The sponsorship was transferred to EUSA Pharma (UK) Limited, United Kingdom, in September 2017.
The sponsorship was transferred to EUSA Pharma (Netherlands) B.V, Netherlands, in January 2019.
Chimeric monoclonal antibody against GD2
Dinutuximab beta Apeiron
|Disease / condition||
Treatment of neuroblastoma
|Date of first decision||
|EU designation number||
Review of designation
On 18 April 2017, the Committee for Orphan Medicinal Products (COMP) completed its review of the designation EU/3/12/1062 for Dinutuximab beta Apeiron (dinutuximab beta, previously known as chimeric monoclonal antibody against GD2) as an orphan medicinal product for the treatment of neuroblastoma. The COMP assessed whether, at the time of marketing authorisation, the medicinal product still met the criteria for orphan designation. The Committee looked at the seriousness and prevalence of the condition, and the existence of other methods of treatment. As other methods of treatment are authorised in the European Union (EU), the COMP also considered whether the medicine is of significant benefit to patients with neuroblastoma.

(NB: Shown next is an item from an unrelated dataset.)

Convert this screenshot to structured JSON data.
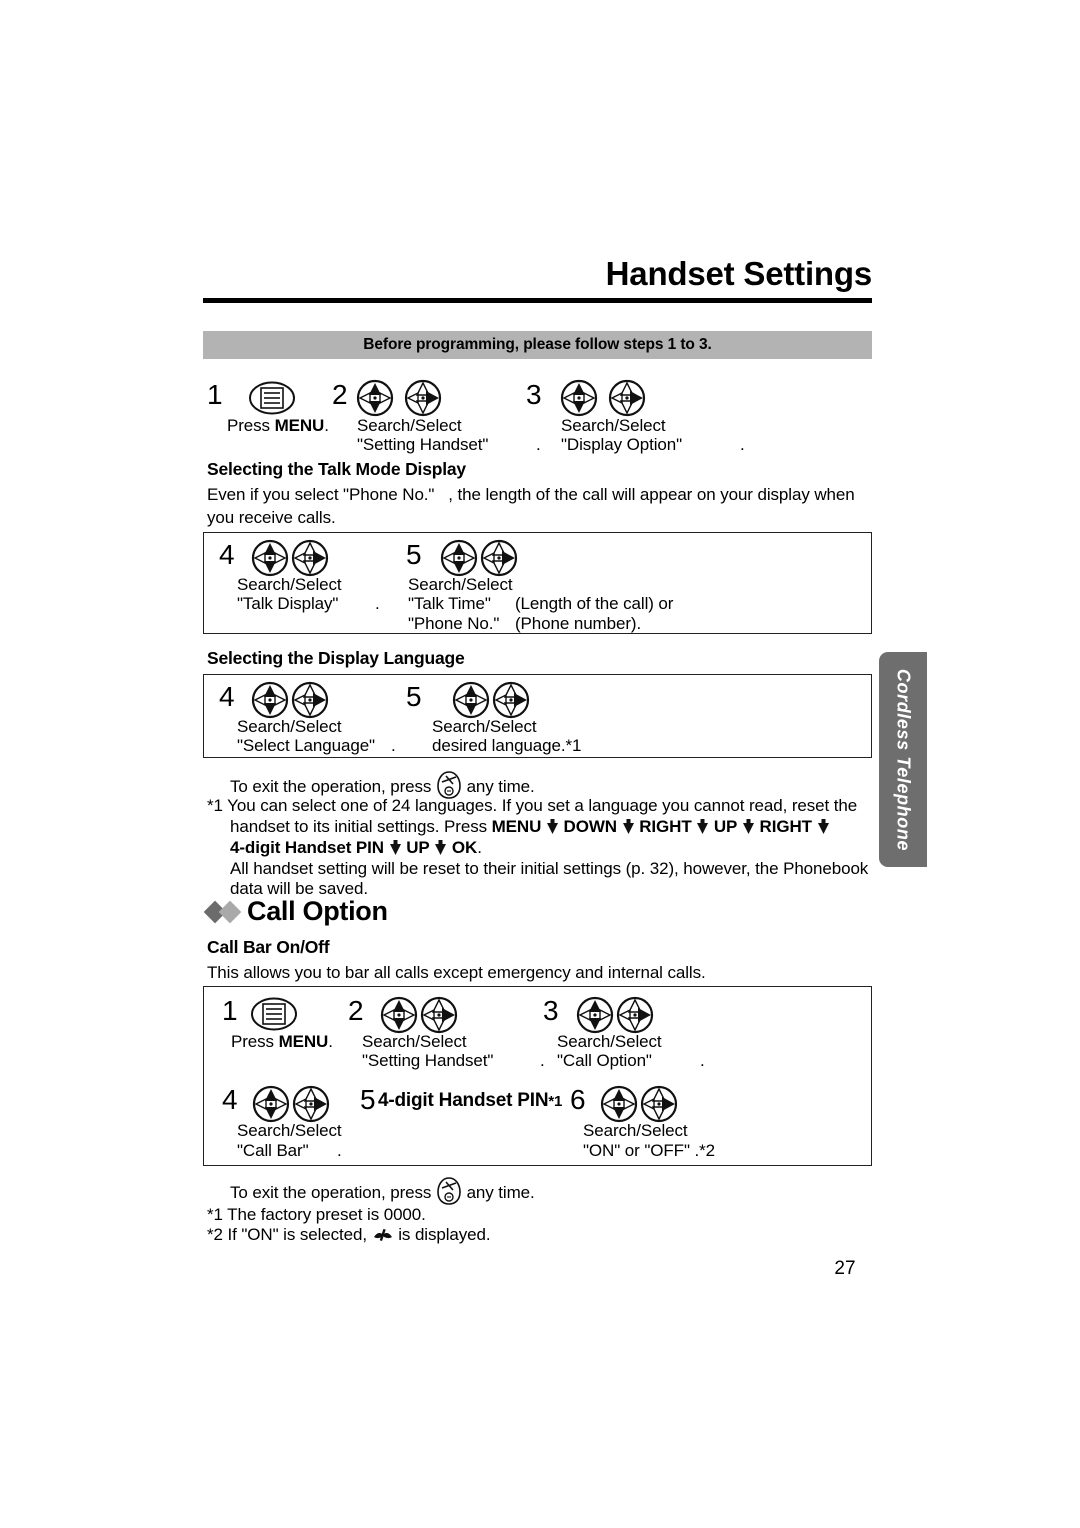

The COMP recommended that the orphan designation of the medicine be maintained.1
1The maintenance of the orphan designation at time of marketing authorisation would, except in specific situations, give an orphan medicinal product 10 years of market exclusivity in the EU. This means that in the 10 years after its authorisation similar products with the same therapeutic indication cannot be placed on the market.
Sponsor's contact details
For contact details of patients’ organisations whose activities are targeted at rare diseases, see:
European Organisation for Rare Diseases (EURORDIS), a non-governmental alliance of patient organisations and individuals active in the field of rare diseases.
Orphanet, a database containing information on rare diseases, which includes a directory of patients’ organisations registered in Europe.